It’s a dilemma: Do you set your maximum cruise control speed higher than your maximum accelerator speed?
We know of at least one fleet that sets its cruise speed 3MPH faster than his foot throttle speed. He does this primarily to promote the increased use of cruise control, which leads to improved fuel economy. It also promotes keeping the truck in overdrive of the highest gear to reduce RPMs and increase MPG.
There is a lot of talk in the industry about if it is unsafe for a driver to spend too much time in cruise. The concern is that drivers using cruise will get drowsy. The good news is that collision mitigation technology can play a big role in mitigating that risk. Most early versions of these systems are only active when the vehicle is in cruise control. Newer versions and soon to be released models may make the system active either in cruise or foot throttle mode, but for the most part, collision mitigation systems on the road today only work when cruise is active.
Like with many issues relating to improving fuel efficiency there is not one answer on how a fleet determines to set its maximum speed limits or whether they set different speeds for cruise and throttle. Each fleet must examine its operation including evaluating its drivers before deciding which strategy makes sense for them. The goal of course is to be both and fuel efficient.
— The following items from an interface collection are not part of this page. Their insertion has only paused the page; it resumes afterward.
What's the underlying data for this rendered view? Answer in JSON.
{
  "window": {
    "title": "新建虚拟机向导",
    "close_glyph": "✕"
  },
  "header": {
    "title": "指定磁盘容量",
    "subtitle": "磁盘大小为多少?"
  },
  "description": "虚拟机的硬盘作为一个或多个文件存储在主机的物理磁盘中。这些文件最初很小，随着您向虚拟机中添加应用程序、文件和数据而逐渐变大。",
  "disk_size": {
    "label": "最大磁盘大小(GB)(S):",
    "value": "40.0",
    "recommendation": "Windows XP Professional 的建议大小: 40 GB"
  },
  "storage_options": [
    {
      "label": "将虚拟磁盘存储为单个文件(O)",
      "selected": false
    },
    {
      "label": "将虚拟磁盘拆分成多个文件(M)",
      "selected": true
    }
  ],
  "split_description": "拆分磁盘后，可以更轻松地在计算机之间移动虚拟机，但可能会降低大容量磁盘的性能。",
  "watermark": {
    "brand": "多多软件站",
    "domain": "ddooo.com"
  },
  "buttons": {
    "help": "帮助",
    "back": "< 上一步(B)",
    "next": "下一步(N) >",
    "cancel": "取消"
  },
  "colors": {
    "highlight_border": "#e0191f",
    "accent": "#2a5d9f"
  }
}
These benefits and consequences of how to set speed is exactly why NACFE has decided to complete a Confidence Report on this subject. Contact me if you have comments on it.